How a decline in drink-driving becomes an increase

A press release from the Association of Chief Police Officers attracted a lot of attention this morning.

“Number of drink-drivers soars, with almost one in ten under 25s found to be over the limit” said the Mail online. The Independent, The Daily Telegraph, the Western Mail and Metro also picked up the story, with Metro headlining it “Shocking increase in drunk driving” (below).



This was in response to a report showing that the summer blitz on drink and drug-driving carried out by police forces in June had reported a decline in the number of positive drink tests both in all drivers, and in under 25s. (See Tables, below) An increase that’s actually a decrease certainly would be shocking.
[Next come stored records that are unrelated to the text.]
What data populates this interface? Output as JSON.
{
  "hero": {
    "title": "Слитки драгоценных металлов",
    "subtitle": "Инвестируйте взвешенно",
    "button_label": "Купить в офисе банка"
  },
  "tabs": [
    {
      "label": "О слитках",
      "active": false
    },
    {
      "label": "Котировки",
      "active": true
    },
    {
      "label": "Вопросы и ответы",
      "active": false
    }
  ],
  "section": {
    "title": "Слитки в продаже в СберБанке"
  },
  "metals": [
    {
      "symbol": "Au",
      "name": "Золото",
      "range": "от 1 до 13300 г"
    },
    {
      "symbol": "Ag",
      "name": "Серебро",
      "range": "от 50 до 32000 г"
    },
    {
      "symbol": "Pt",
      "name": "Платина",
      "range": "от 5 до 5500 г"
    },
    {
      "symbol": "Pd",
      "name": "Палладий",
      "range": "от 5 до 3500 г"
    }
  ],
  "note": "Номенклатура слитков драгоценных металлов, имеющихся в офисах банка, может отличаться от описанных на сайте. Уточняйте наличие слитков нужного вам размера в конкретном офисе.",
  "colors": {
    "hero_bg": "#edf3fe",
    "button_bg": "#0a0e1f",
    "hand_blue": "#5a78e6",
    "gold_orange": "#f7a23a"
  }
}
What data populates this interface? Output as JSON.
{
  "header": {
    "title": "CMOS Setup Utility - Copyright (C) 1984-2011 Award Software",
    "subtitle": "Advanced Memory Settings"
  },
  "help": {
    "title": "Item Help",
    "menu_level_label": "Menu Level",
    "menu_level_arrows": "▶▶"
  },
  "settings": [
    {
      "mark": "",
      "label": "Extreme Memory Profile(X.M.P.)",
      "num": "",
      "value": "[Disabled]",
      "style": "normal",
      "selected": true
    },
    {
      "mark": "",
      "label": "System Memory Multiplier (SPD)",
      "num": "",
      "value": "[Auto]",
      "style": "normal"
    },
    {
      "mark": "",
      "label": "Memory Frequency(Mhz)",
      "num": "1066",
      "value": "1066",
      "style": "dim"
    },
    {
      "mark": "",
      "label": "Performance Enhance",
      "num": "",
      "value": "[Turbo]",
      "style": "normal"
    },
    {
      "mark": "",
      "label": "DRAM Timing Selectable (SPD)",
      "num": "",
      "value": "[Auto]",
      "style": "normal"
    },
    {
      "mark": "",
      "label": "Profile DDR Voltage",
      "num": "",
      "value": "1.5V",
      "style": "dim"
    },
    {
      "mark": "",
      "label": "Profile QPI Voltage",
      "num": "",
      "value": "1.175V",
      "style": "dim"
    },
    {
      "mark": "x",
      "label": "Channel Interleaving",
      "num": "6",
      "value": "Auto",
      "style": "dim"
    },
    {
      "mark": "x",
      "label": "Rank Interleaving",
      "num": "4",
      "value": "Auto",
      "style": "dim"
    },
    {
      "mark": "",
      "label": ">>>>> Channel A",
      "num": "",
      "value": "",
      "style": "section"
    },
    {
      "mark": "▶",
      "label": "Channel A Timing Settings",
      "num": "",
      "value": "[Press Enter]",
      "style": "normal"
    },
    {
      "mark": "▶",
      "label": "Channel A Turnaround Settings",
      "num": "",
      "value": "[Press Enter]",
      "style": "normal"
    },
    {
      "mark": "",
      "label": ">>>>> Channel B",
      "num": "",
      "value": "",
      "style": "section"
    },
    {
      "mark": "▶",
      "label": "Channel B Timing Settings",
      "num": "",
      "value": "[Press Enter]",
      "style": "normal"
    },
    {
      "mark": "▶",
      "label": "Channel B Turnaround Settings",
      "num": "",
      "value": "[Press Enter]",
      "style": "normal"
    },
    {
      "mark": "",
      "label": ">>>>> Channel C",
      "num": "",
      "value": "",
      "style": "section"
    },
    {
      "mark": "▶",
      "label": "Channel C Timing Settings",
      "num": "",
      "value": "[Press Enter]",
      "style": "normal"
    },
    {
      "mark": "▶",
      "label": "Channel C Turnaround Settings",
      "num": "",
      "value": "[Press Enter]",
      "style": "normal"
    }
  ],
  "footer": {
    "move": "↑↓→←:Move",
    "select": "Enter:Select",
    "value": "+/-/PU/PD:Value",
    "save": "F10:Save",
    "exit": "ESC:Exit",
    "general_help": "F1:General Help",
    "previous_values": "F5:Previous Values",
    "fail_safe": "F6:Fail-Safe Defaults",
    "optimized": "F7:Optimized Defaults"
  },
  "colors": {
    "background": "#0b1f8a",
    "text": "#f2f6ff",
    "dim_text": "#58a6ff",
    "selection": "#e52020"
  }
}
What the press release was focussing on, of course, was not the absolute numbers of positive tests, but the rate of positives, which had edged up a bit since last year for both categories. The increases are fairly insignificant if you tabulate the results since 2006, as I have done, but the important issue to focus on is the numbers of tests done.



This year there were fewer, 88,629 compared to 100,853 in June 2010. No explanation is given for the numbers varying so much from year to year, but no doubt it depends on the enthusiasm of local police forces and perhaps also on the number of vehicles they see being driven erratically. No regional breakdown is published, and the format of these statistics varies from year to year. It was only through the help of the ACPO press office that I was able to assemble the data in the tables.

In the press release, Chief Constable Phil Gormley, ACPO lead on roads policing, explains the lower number of tests as “targeting the offending drivers more effectively”. But if you target more effectively – by focussing on drivers who are driving especially erratically or have just emerged from bars – you are going to get a higher number of positives. You cannot simultaneously be claiming to target more effectively and to have detected an increase in the rate of drunk driving. If you target more effectively you will inevitably get a higher numbers of positives, without it telling you anything useful about actual changes in the rate of driving under the influence.

The tables show that that, in general, the more tests are done, the lower the positive rate. They also show that 2011 was nothing remotely out of the ordinary – the rate of positive tests was much higher a few years ago. In the under 25s, the worst year for positive tests (2009, 2,036 positives) was the best year for percentage positive (5.94 per cent).

Does it matter? It’s all in the good cause of cutting drink-driving, so isn’t a bit of statistical juggling permissible for the greater good? Not on this website it’s not. People have enough on their plates without being worried by claims that driving under the influence is “soaring” when the data to justify the claim falls so far short.